So continuing daily with one accord in the temple, and breaking bread from house to house, they ate their food with gladness and simplicity of heart, praising God and having favor with all the people. And the Lord added to the church daily those who were being saved.
Just as something wonderful happens when God’s people get together and study His Word, something extraordinary happens when God’s people get together and sing His praises. Jesus said, “For where two or three are gathered together in My name, I am there in the midst of them.” Now this verse is not saying that God only shows up when people worship, because God is omnipresent. But He manifests His presence in a special way when His people lift up His name in praise and worship.
The early church was a worshiping church.

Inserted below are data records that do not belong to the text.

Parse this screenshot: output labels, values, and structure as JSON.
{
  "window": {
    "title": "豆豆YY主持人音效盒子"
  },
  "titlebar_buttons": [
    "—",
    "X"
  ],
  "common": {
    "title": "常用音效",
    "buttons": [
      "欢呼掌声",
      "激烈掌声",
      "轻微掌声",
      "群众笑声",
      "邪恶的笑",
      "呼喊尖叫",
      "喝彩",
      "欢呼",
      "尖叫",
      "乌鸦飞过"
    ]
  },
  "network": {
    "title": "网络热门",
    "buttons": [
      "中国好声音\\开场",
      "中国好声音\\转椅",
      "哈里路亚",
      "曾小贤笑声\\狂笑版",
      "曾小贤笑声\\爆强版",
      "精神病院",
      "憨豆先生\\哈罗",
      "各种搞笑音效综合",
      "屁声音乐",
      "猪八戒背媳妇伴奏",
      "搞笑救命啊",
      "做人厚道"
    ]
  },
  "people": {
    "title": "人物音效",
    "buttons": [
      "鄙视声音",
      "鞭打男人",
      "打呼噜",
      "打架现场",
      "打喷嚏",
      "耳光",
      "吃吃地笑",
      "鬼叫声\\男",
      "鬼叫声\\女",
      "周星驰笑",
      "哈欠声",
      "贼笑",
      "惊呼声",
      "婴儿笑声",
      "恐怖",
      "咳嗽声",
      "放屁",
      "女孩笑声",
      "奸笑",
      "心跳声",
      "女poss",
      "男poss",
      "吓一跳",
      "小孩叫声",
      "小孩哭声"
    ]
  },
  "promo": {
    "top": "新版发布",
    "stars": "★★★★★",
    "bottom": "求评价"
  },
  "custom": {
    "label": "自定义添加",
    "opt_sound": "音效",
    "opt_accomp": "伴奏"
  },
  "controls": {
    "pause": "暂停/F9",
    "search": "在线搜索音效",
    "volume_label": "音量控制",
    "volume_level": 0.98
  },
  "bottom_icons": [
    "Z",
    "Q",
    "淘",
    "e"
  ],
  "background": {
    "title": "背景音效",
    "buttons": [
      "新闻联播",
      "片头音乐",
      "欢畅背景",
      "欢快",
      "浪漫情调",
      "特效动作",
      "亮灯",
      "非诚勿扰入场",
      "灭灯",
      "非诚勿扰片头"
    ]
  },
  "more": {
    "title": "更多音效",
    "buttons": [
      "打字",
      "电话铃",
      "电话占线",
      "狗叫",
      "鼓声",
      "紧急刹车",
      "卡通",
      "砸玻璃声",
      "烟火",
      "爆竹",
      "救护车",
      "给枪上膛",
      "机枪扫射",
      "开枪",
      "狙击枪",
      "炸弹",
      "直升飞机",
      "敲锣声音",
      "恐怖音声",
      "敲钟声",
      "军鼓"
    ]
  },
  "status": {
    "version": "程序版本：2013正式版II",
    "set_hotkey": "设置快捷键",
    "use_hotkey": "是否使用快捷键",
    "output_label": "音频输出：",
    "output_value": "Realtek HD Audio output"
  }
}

Acts 2:46–47 tells us, “They ate their food with gladness and simplicity of heart, praising God and having favor with all the people.” The phrase “gladness and simplicity of heart” literally means “with unaffected joy.” There was joy, vibrancy, and reverence in the early church. A few verses earlier, we read that fear came upon every soul, and wonders and signs were done through the apostles (verse 43). There should be joy and reverence. Those are elements that should be in our worship. The Spirit-filled church will be a worshiping church, and the Spirit filled Christian will be a worshiping Christian.

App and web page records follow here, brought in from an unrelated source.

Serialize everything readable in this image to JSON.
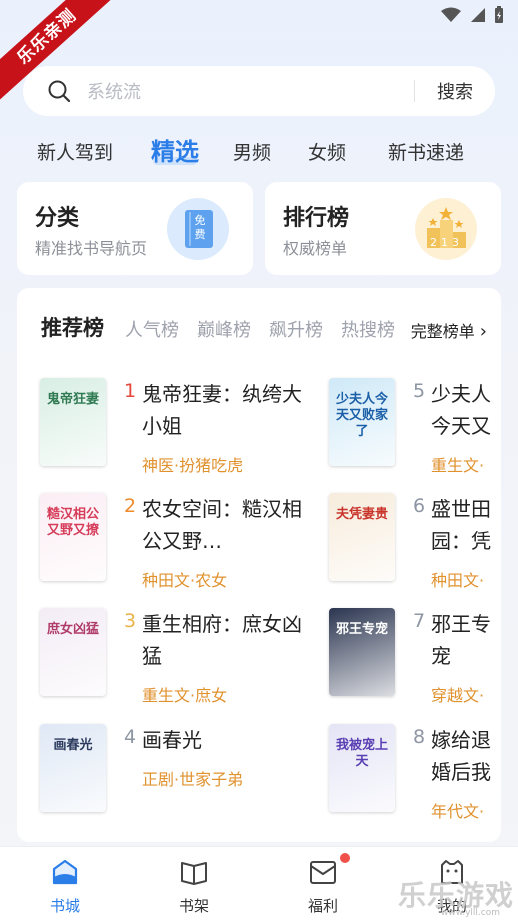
{
  "ribbon": {
    "text": "乐乐亲测"
  },
  "search": {
    "placeholder": "系统流",
    "button": "搜索"
  },
  "tabs": [
    {
      "label": "新人驾到",
      "active": false
    },
    {
      "label": "精选",
      "active": true
    },
    {
      "label": "男频",
      "active": false
    },
    {
      "label": "女频",
      "active": false
    },
    {
      "label": "新书速递",
      "active": false
    }
  ],
  "quick_cards": [
    {
      "title": "分类",
      "subtitle": "精准找书导航页",
      "icon": "category-book-icon",
      "icon_text": "免费"
    },
    {
      "title": "排行榜",
      "subtitle": "权威榜单",
      "icon": "podium-icon",
      "icon_text": "213"
    }
  ],
  "ranking": {
    "title": "推荐榜",
    "tabs": [
      "人气榜",
      "巅峰榜",
      "飙升榜",
      "热搜榜"
    ],
    "full_link": "完整榜单",
    "books": [
      {
        "rank": "1",
        "title": "鬼帝狂妻：纨绔大小姐",
        "tag": "神医·扮猪吃虎",
        "rank_color": "#e5483a",
        "cover_text": "鬼帝狂妻",
        "cover_bg": "#d8eee4",
        "cover_fg": "#2f7a52"
      },
      {
        "rank": "2",
        "title": "农女空间：糙汉相公又野…",
        "tag": "种田文·农女",
        "rank_color": "#ef8a2b",
        "cover_text": "糙汉相公又野又撩",
        "cover_bg": "#fbeef4",
        "cover_fg": "#d63d5a"
      },
      {
        "rank": "3",
        "title": "重生相府：庶女凶猛",
        "tag": "重生文·庶女",
        "rank_color": "#e8b34a",
        "cover_text": "庶女凶猛",
        "cover_bg": "#f3ecf5",
        "cover_fg": "#b03c6a"
      },
      {
        "rank": "4",
        "title": "画春光",
        "tag": "正剧·世家子弟",
        "rank_color": "#8e95a3",
        "cover_text": "画春光",
        "cover_bg": "#dfe8f5",
        "cover_fg": "#2c3a5e"
      },
      {
        "rank": "5",
        "title": "少夫人今天又败家了",
        "tag": "重生文·",
        "rank_color": "#8e95a3",
        "cover_text": "少夫人今天又败家了",
        "cover_bg": "#cfe9f7",
        "cover_fg": "#1b5fa8"
      },
      {
        "rank": "6",
        "title": "盛世田园：凭妻贵",
        "tag": "种田文·",
        "rank_color": "#8e95a3",
        "cover_text": "夫凭妻贵",
        "cover_bg": "#f7ecdc",
        "cover_fg": "#c9342a"
      },
      {
        "rank": "7",
        "title": "邪王专宠",
        "tag": "穿越文·",
        "rank_color": "#8e95a3",
        "cover_text": "邪王专宠",
        "cover_bg": "#2b3550",
        "cover_fg": "#ffffff"
      },
      {
        "rank": "8",
        "title": "嫁给退婚后我被宠上天",
        "tag": "年代文·",
        "rank_color": "#8e95a3",
        "cover_text": "我被宠上天",
        "cover_bg": "#e4e4f6",
        "cover_fg": "#5a3fb3"
      }
    ]
  },
  "bottom_nav": [
    {
      "label": "书城",
      "icon": "home-icon",
      "active": true
    },
    {
      "label": "书架",
      "icon": "bookshelf-icon",
      "active": false
    },
    {
      "label": "福利",
      "icon": "gift-icon",
      "active": false,
      "badge": true
    },
    {
      "label": "我的",
      "icon": "profile-icon",
      "active": false
    }
  ],
  "watermark": {
    "text": "乐乐游戏",
    "url": "www.ylll.com"
  },
  "colors": {
    "accent": "#2b7de8",
    "tag": "#e0922f",
    "badge": "#f0504a"
  }
}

Someone might say, “Well, I just don’t always feel like worshiping.” Do you think the first-century believers always felt like praising God? They were harassed. They were beaten. They were mocked. These Christians faced persecution on a massive scale, but they were thankful to God.
The Bible doesn’t say, “Give thanks to the Lord when you feel good.” Rather, it says, “Give thanks to the Lord, for He is good!” (1 Chronicles 16:34). That is how Job was able to worship God after calamity came knocking at his door (see Job 1:20).
Sometimes worship can be a sacrifice. But we should still worship.